2. Similarly take the data found on Drive One (Data C) and the data on Drive Three (Data D) and XOR them together. The result is the data that was lost on Drive Two.
It does not matter what drive we lose. We can recover its lost data by XOR’ing the data on the remaining drives. In this case below we lose Drive Three:
To recover the lost data we do the same thing. Simply take the data on the existing drives, XOR it together., and the result is the missing data. No matter what drive we lose we can recover the lost data. We cannot however, lose two drives.
3.3.5. Perfect Memory By Hardware Replacement
Perfect memory requires regularly replacing hardware. The illustration below shows how memory hardware can fail without losing data:
Shown above are three drives in an XOR array. Then Drive Two fails. Here is how the computer handles the situation:
1. The computer detects that Drive Two has failed.
2. Drive Two is automatically removed. It is swapped out electronically.
3. Drive Two’s backup is automatically installed in the array. It is swapped in electronically.
4. Drive Two’s data is rebuilt by XOR’ing the data on Drives One and Three.
5. The result is written to the new Drive Two.

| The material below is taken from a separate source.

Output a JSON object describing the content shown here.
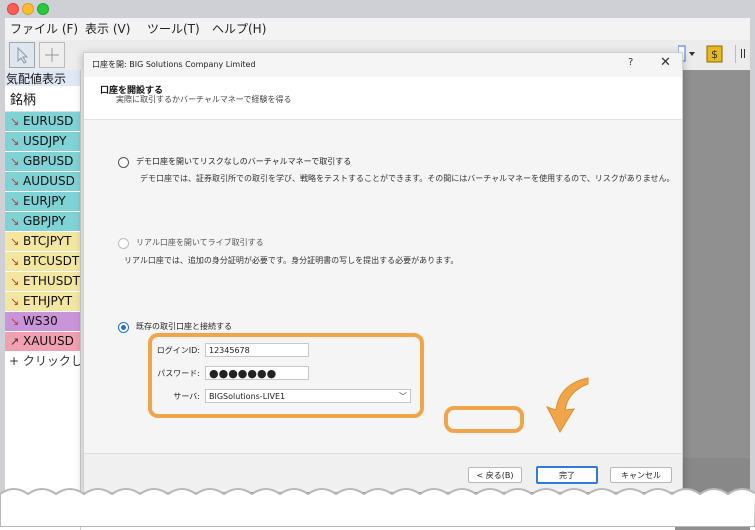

Memory is fully restored. No data was lost. New memory hardware is in place. This can be done logically without outside intervention. It requires no moving parts. Using XOR we can keep memory intact using little additional memory. Replacement memory creates a robust system. Memory is not fragile. It can handle mishaps routinely. Only catastrophic failure can bring the system down. Here are a few things about memory to consider:
1. XOR memory can take a severe hit and not lose data.
2. XOR memory repairs itself without moving parts.
3. XOR memory can recover data without warning. Memory can go down suddenly and the system can recover.
4. XOR memory heals itself. Lost memory can be fully rebuilt from existing memory.
5. XOR memory works with any size data word. It works with any number of drives greater than three.
6. XOR memory protects a huge amount of data with very little additional hardware.
Humans spend one third of their life sleeping. XOR’ing data is the type of activity that could be taking place during sleep. Using XOR memory (or some variation of it) we are able to replace lost memory hardware while maintaining perfect data. It is important to note a computer system can collect and store data for hundreds of years without dropping a bit using XOR techniques described here. In like manner, human memory stores data perfectly throughout our lifetime, from birth to death, retaining it all.